Records for the task:

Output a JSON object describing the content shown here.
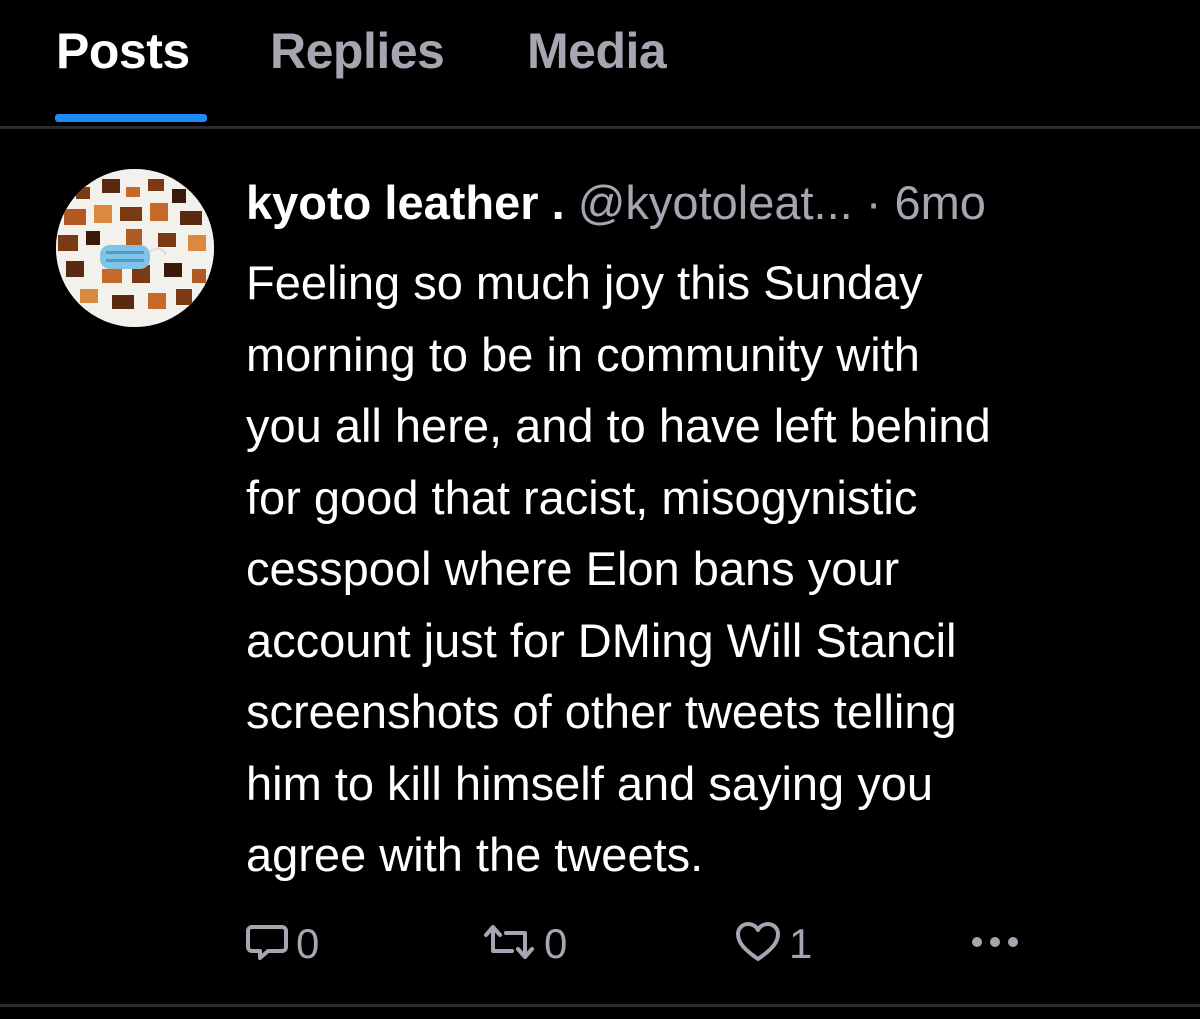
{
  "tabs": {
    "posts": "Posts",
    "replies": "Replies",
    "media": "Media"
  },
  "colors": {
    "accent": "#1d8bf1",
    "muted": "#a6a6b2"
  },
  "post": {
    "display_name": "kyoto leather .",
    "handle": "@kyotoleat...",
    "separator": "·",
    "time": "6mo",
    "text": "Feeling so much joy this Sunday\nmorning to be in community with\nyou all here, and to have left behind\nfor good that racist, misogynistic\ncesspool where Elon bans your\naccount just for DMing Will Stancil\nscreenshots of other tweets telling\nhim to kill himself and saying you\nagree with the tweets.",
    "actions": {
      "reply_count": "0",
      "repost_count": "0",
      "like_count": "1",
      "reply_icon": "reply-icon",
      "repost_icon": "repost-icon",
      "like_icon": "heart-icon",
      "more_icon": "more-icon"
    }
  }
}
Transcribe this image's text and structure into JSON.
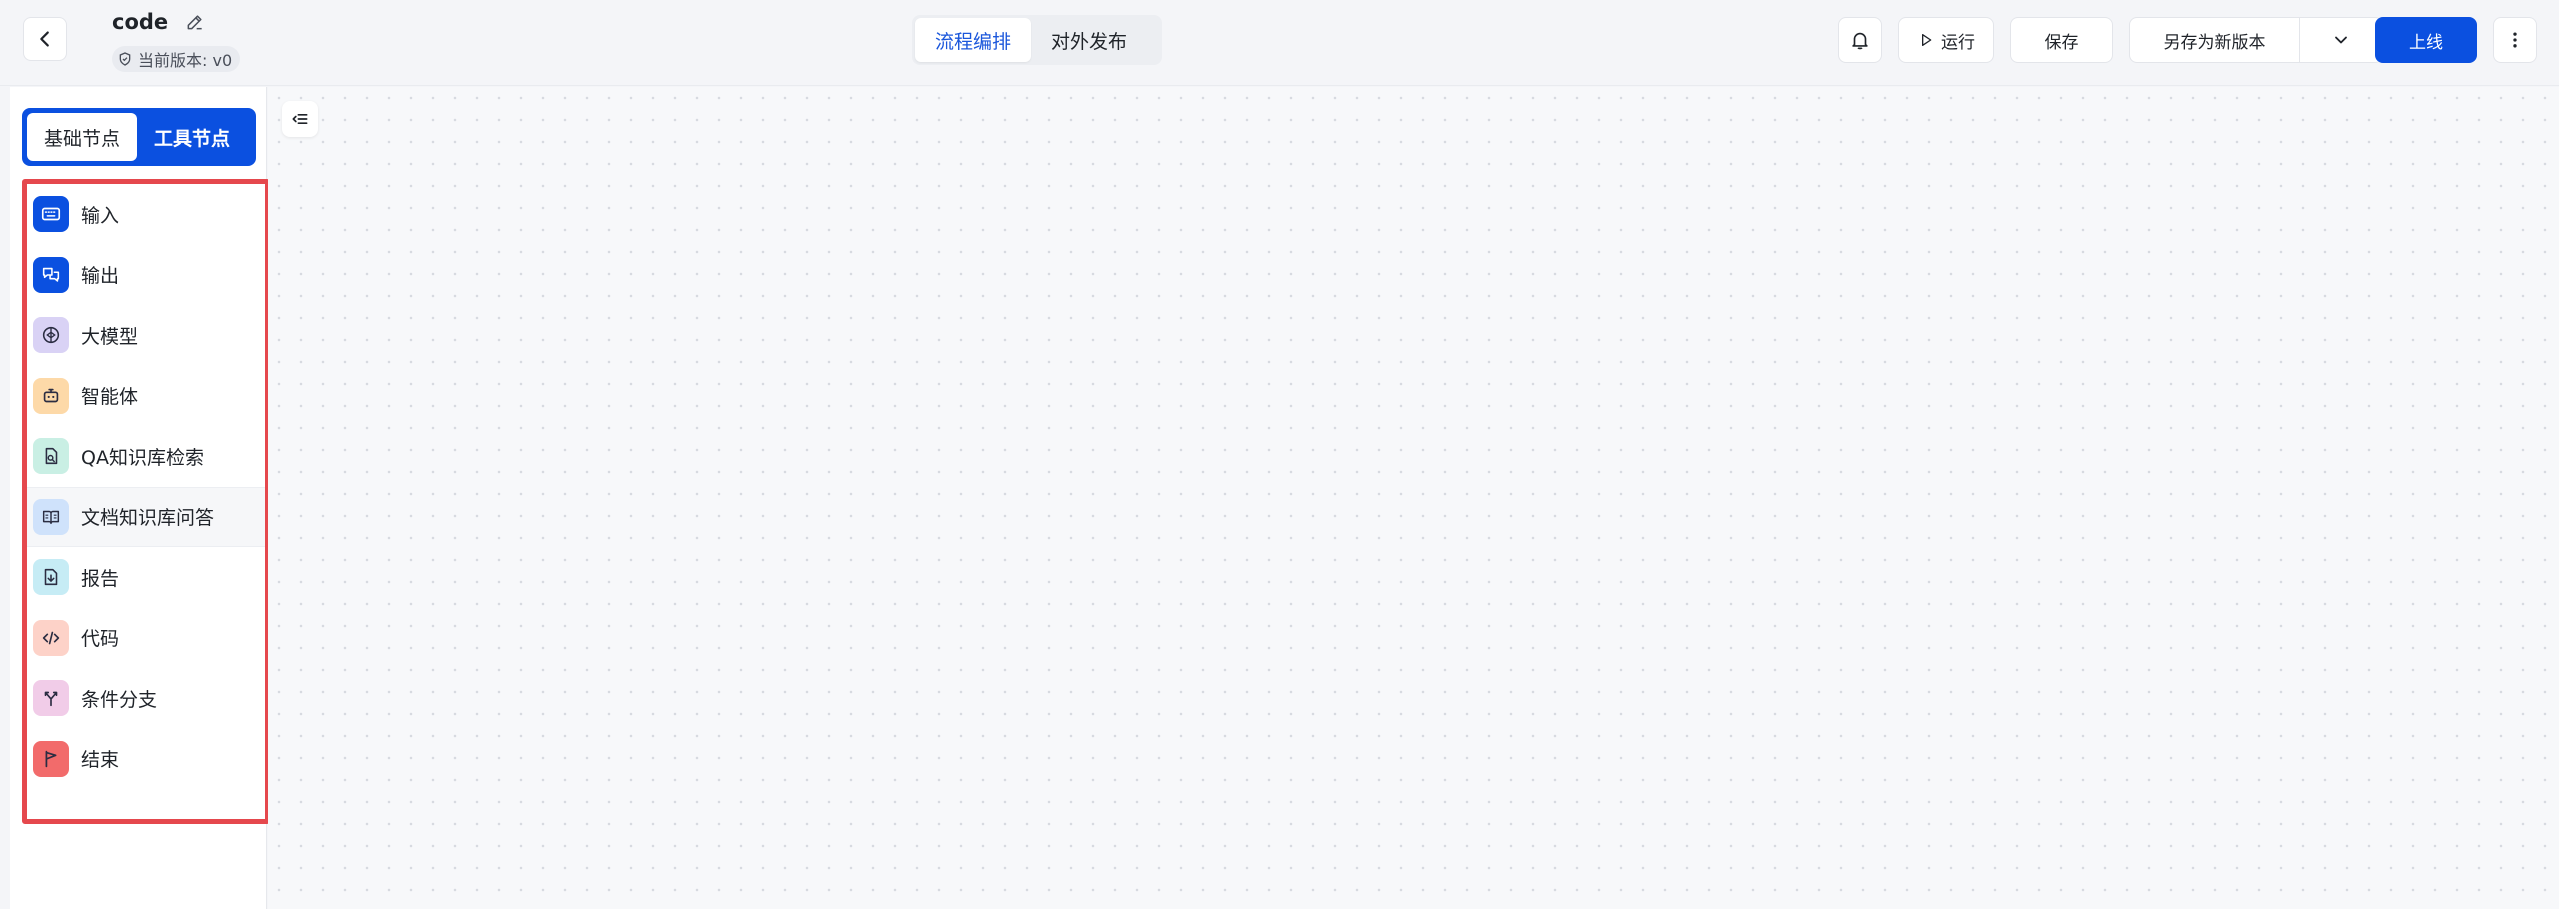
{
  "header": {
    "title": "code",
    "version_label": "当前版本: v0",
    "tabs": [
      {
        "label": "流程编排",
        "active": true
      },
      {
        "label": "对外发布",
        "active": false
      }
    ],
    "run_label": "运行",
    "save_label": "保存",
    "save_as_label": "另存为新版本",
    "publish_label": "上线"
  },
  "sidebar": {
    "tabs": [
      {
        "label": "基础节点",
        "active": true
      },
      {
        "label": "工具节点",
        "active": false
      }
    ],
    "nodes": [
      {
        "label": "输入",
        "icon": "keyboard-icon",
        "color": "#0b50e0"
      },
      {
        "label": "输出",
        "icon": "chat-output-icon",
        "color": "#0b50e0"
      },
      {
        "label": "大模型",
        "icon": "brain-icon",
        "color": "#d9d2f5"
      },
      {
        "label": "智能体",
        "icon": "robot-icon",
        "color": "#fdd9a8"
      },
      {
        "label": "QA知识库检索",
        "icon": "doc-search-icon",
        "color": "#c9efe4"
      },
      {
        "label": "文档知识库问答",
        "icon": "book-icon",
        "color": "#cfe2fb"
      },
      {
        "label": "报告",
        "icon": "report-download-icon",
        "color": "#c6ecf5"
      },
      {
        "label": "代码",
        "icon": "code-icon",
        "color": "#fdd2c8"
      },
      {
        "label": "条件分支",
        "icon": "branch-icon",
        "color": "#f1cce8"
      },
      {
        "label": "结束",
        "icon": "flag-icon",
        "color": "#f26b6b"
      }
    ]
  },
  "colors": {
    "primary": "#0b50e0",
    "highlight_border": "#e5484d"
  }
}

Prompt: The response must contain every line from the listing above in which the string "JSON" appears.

Response box:
Output a JSON object describing the content shown here.
Transcribe this image's text and structure into JSON.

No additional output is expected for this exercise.